  • Philip
    15 November 2023

    Congratulations on this important opportunity. Having been working at an Oncology centre for over a decade now, it has always been my prayer for such an opportunity where the underrepresented groups in cancer prevention, diagnosis, treatment and research would one day be supported in the cancer fight. Our lucky young mentor, may God grant you whatever necessary you need to hold black flag high till favour and our efforts find us the same opportunity to join you for the common gaol in the cancer research. Good luck my sister!

  • Naomi Greener
    10 October 2023

    All best wishes for your studies, look forward to hearing of your progress .

  • Emmanuel Ansah
    8 October 2023

    It is a nice opportunity for you to represent Blacks especially Ghanaians on the academic front of cancer research. I wish you the best

    Comments

  • Philip
    15 November 2023

    Congratulations on this important opportunity. Having been working at an Oncology centre for over a decade now, it has always been my prayer for such an opportunity where the underrepresented groups in cancer prevention, diagnosis, treatment and research would one day be supported in the cancer fight. Our lucky young mentor, may God grant you whatever necessary you need to hold black flag high till favour and our efforts find us the same opportunity to join you for the common gaol in the cancer research. Good luck my sister!

  • Naomi Greener
    10 October 2023

    All best wishes for your studies, look forward to hearing of your progress .

  • Emmanuel Ansah
    8 October 2023

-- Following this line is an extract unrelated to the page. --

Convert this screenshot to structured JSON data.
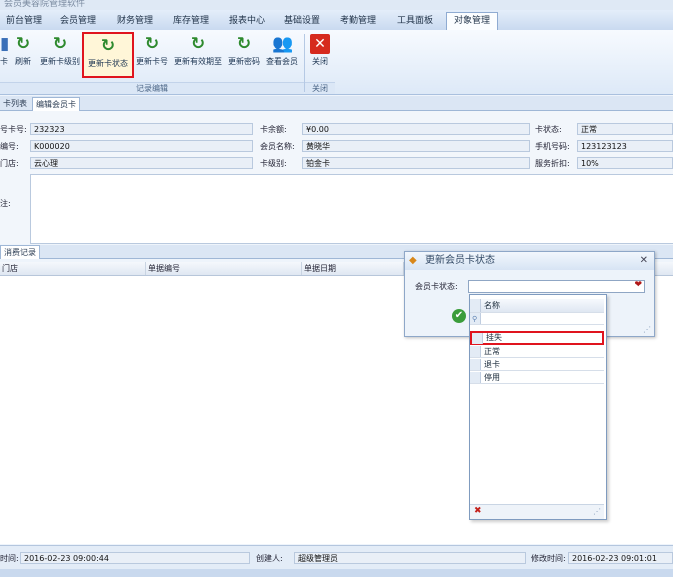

    It is a nice opportunity for you to represent Blacks especially Ghanaians on the academic front of cancer research. I wish you the best